The wide—open spaces of Nevada are scattered with the crumbling remains of long abandoned ghost towns which sprung up around gold and silver mines in the 1800’s. At least 1,700 documented sites of abandoned and still—active mines can be found on maps of Nevada. My newsletter on Nevada Ghost towns has details on twelve of the most photogenic ghost towns in the mountains of central Nevada and the southern deserts. Tips on when to travel and the best time of day for the best light are included with photographs of the mines and the miners’ shacks plus the remains of old store fronts and saloons. The town of Belmont, Nevada, forty—five miles north of Tonopah, became the largest city in southern Nevada and was the county seat of Nye County in 1867, attracting a population of almost two—thousand people before the mines shut down in the late 1880s. Many ruins remain from the 1800s. There is a block—long row of businesses on both sides of the main street. Only two still have standing facades. The others have standing stone walls interspersed with more recently—built cottages. An old fire engine, some farm equipment, and rusty mining machinery has been parked along the main street. At the top of the main street is a large, restored building now called the Belmont Monitor Inn and Steakhouse. It’s now a bed and breakfast establishment. The building originally housed the Combination Silver Mining Company offices.
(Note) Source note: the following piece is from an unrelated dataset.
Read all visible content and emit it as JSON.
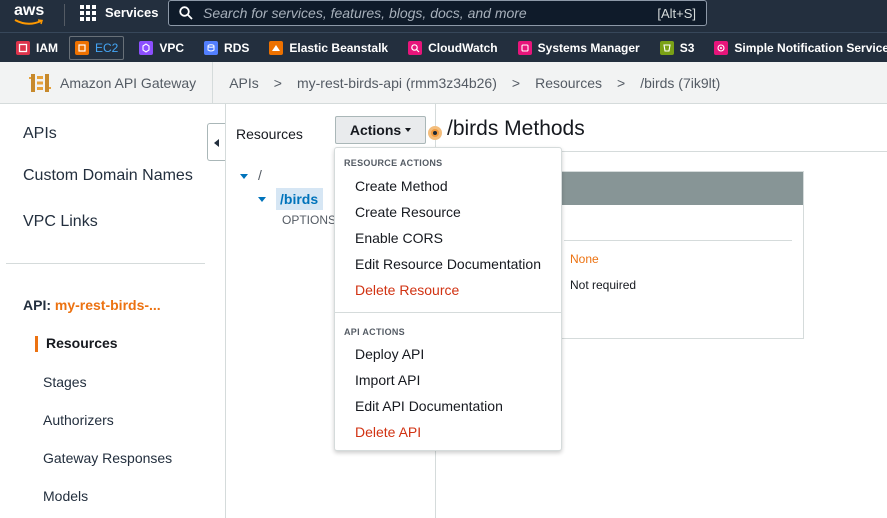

Next door is a saloon with an old buggy parked out in front.
Notes and images from Bob Hitchman.